Each day it seems as if we’re once again alerted to medical record errors incidents. Reports showed in 2014 that preventable medical errors are the 3rd largest killer in the U.S. At 400,000 deaths each year, it’s definitely not something to ignore. These errors, as The Journal of Patient Safety explains, are Preventable Adverse Events (PAEs).
In 2015, the National Academies of Sciences, Engineering, and Medicine issued an Institute of Medicine report. It detailed how diagnostic errors, the greatest offender of medical errors, are preventable. Moreover, that “the issue requires urgent change.” To counteract this, the NASEM suggests 8 aids for healthcare diagnosis challenges.
A way to address the situation is by “developing and deploying approaches to identify and learn from errors to reduce near misses in clinics.” Some think the EHR is culpable for the errors. The Atlantic published an article by Dr. R. Gunderman stating that “A recent study at Johns Hopkins University showed that hospital interns spend only 12% of the time interacting with patients.
They spent 40% of the time interacting with hospital information systems. The real-life patient is getting covered up by gigabytes of data. The article revealed that Dr. Gunderman admitted a new patient whose intern reported the status was “post-BKA (below-knee amputation).” When asked about the patient, an exam found that the patient’s extremities were actually intact!
It just so happened that a speech recognition (SR) system had produced the patient’s chart. It changed the record to BKA rather than DKA (diabetic ketoacidosis) — four hospital admissions prior!
This happened because the “modern technology” of SR has inherent flaws. It can’t replace human eyes. The account from NASEM says nothing about SR mistakes. Speech recognition isn’t anything new. Starting in the 50s, it’s been in the mainstream use since the 90s with the arrival of Dragon Dictate.
Medical Transcriptionists are a great way to solve the problem of error prevention and capture. Recent errors in medical records are something transcriptionists would catch. Take a patient with simple hypothyroidism for instance. The patient got misdiagnosed with a code for “Congenital Hypothyroidism with Diffuse Goiter.” He noted the error after reviewing his electronic brief post-visit.

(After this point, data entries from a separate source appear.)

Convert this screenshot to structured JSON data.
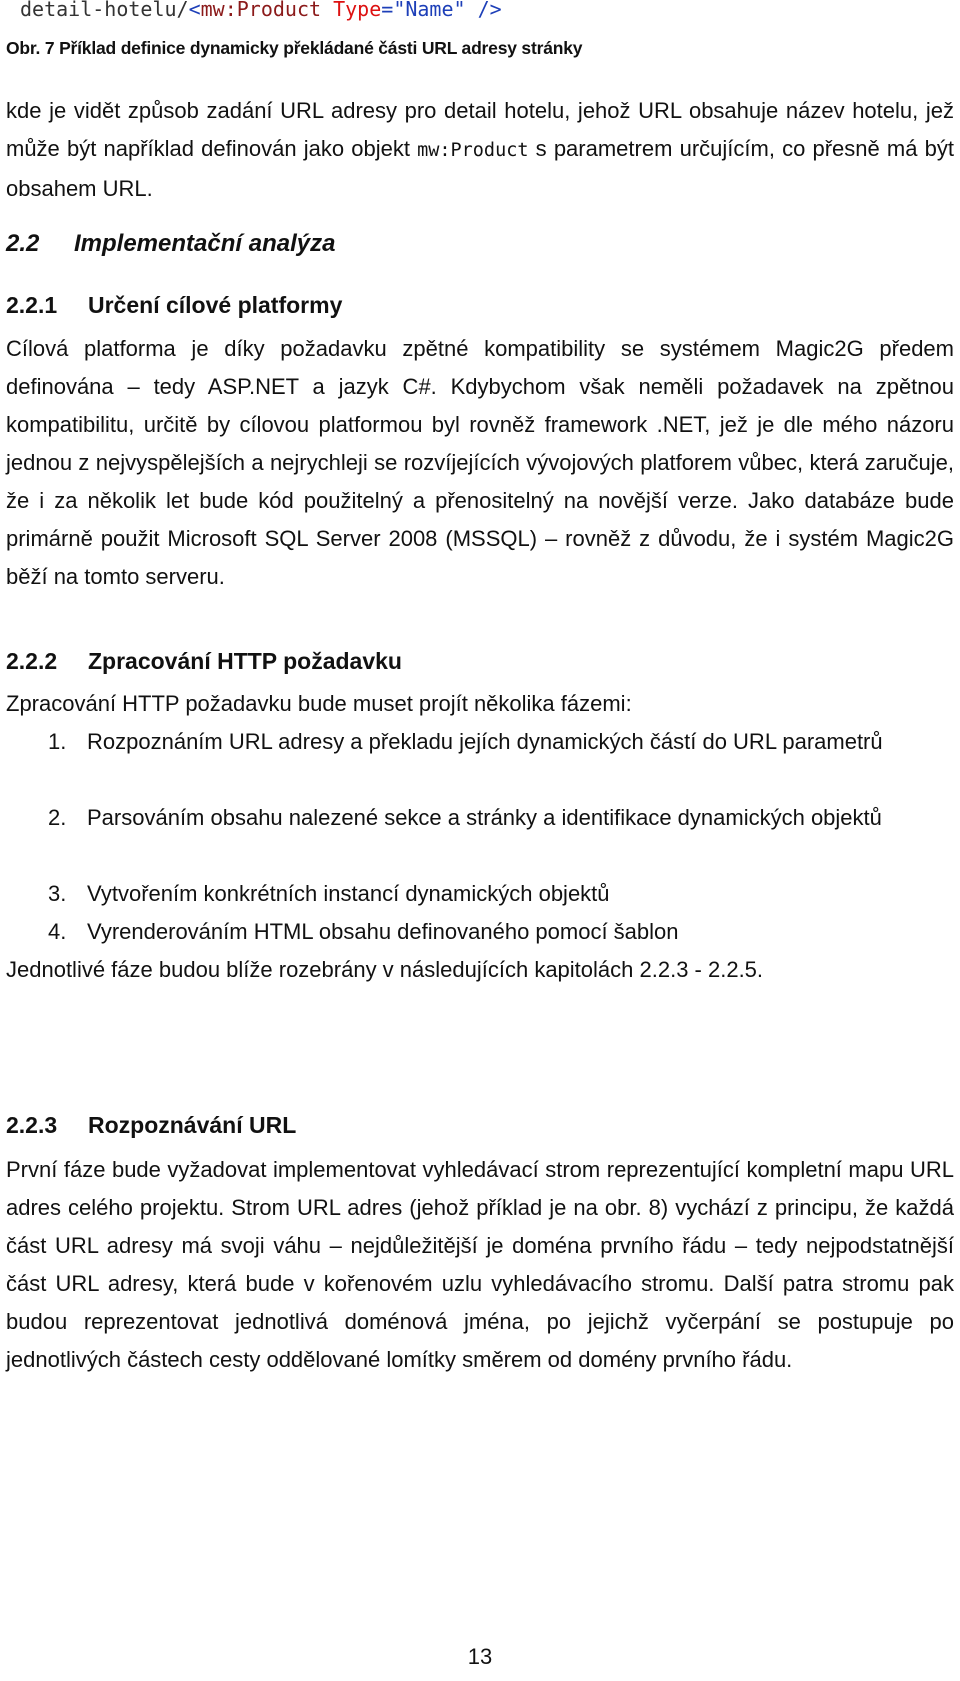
{
  "code_snippet": {
    "prefix": "detail-hotelu/",
    "open_bracket": "<",
    "element": "mw:Product",
    "attribute": "Type",
    "equals": "=",
    "value": "\"Name\"",
    "close": " />"
  },
  "figure_caption": "Obr. 7 Příklad definice dynamicky překládané části URL adresy stránky",
  "intro_paragraph": {
    "text_before": "kde je vidět způsob zadání URL adresy pro detail hotelu, jehož URL obsahuje název hotelu, jež může být například definován jako objekt ",
    "code": "mw:Product",
    "text_after": " s parametrem určujícím, co přesně má být obsahem URL."
  },
  "section_2_2": {
    "number": "2.2",
    "title": "Implementační analýza"
  },
  "section_2_2_1": {
    "number": "2.2.1",
    "title": "Určení cílové platformy",
    "paragraph": "Cílová platforma je díky požadavku zpětné kompatibility se systémem Magic2G předem definována – tedy ASP.NET a jazyk C#. Kdybychom však neměli požadavek na zpětnou kompatibilitu, určitě by cílovou platformou byl rovněž framework .NET, jež je dle mého názoru jednou z nejvyspělejších a nejrychleji se rozvíjejících vývojových platforem vůbec, která zaručuje, že i za několik let bude kód použitelný a přenositelný na novější verze. Jako databáze bude primárně použit Microsoft SQL Server 2008 (MSSQL) – rovněž z důvodu, že i systém Magic2G běží na tomto serveru."
  },
  "section_2_2_2": {
    "number": "2.2.2",
    "title": "Zpracování HTTP požadavku",
    "intro": "Zpracování HTTP požadavku bude muset projít několika fázemi:",
    "steps": [
      {
        "n": "1.",
        "text": "Rozpoznáním URL adresy a překladu jejích dynamických částí do URL parametrů"
      },
      {
        "n": "2.",
        "text": "Parsováním obsahu nalezené sekce a stránky a identifikace dynamických objektů"
      },
      {
        "n": "3.",
        "text": "Vytvořením konkrétních instancí dynamických objektů"
      },
      {
        "n": "4.",
        "text": "Vyrenderováním HTML obsahu definovaného pomocí šablon"
      }
    ],
    "outro": "Jednotlivé fáze budou blíže rozebrány v následujících kapitolách 2.2.3 - 2.2.5."
  },
  "section_2_2_3": {
    "number": "2.2.3",
    "title": "Rozpoznávání URL",
    "paragraph": "První fáze bude vyžadovat implementovat vyhledávací strom reprezentující kompletní mapu URL adres celého projektu. Strom URL adres (jehož příklad je na obr. 8) vychází z principu, že každá část URL adresy má svoji váhu – nejdůležitější je doména prvního řádu – tedy nejpodstatnější část URL adresy, která bude v kořenovém uzlu vyhledávacího stromu. Další patra stromu pak budou reprezentovat jednotlivá doménová jména, po jejichž vyčerpání se postupuje po jednotlivých částech cesty oddělované lomítky směrem od domény prvního řádu."
  },
  "page_number": "13"
}
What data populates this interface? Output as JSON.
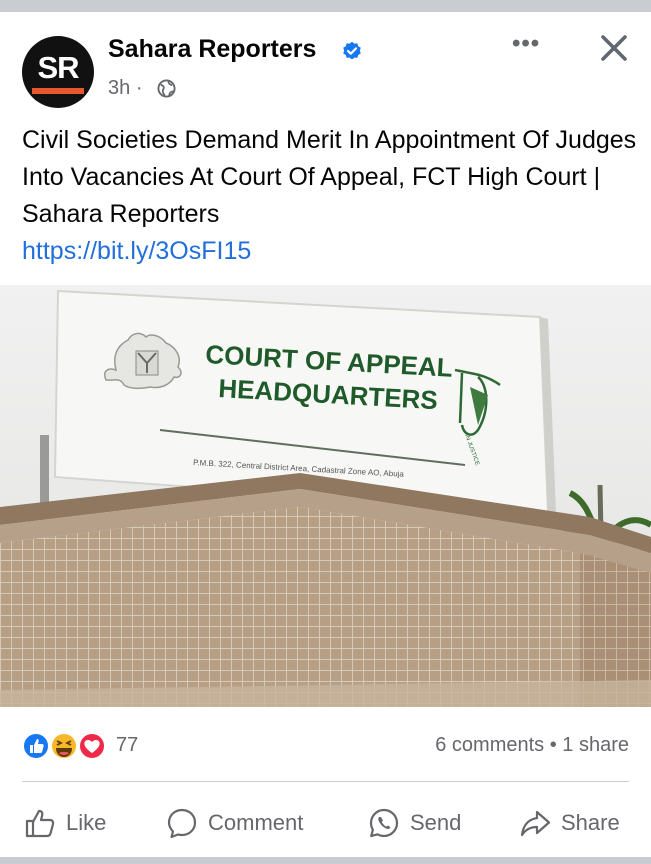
{
  "post": {
    "page_name": "Sahara Reporters",
    "avatar_text": "SR",
    "time": "3h",
    "separator": "·",
    "caption": "Civil Societies Demand Merit In Appointment Of Judges Into Vacancies At Court Of Appeal, FCT High Court | Sahara Reporters",
    "link": "https://bit.ly/3OsFI15"
  },
  "image": {
    "sign_title_line1": "COURT OF APPEAL",
    "sign_title_line2": "HEADQUARTERS",
    "sign_address": "P.M.B. 322, Central District Area, Cadastral Zone AO, Abuja"
  },
  "engagement": {
    "reaction_count": "77",
    "comments_shares": "6 comments • 1 share",
    "reaction_icons": [
      "like-icon",
      "haha-icon",
      "love-icon"
    ]
  },
  "actions": {
    "like": "Like",
    "comment": "Comment",
    "send": "Send",
    "share": "Share"
  },
  "colors": {
    "link": "#216fdb",
    "verified": "#1877f2",
    "sign_text": "#1f5a2a",
    "love": "#f02849"
  }
}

Using transcriptionists, they can question the error of diagnosis at the point of care while it’s becoming a permanent part of the patient’s electronic report. Errors in healthcare are preventable with good electronic health record stewardship. Having an experienced human set of eyes is essential to preventing critical errors.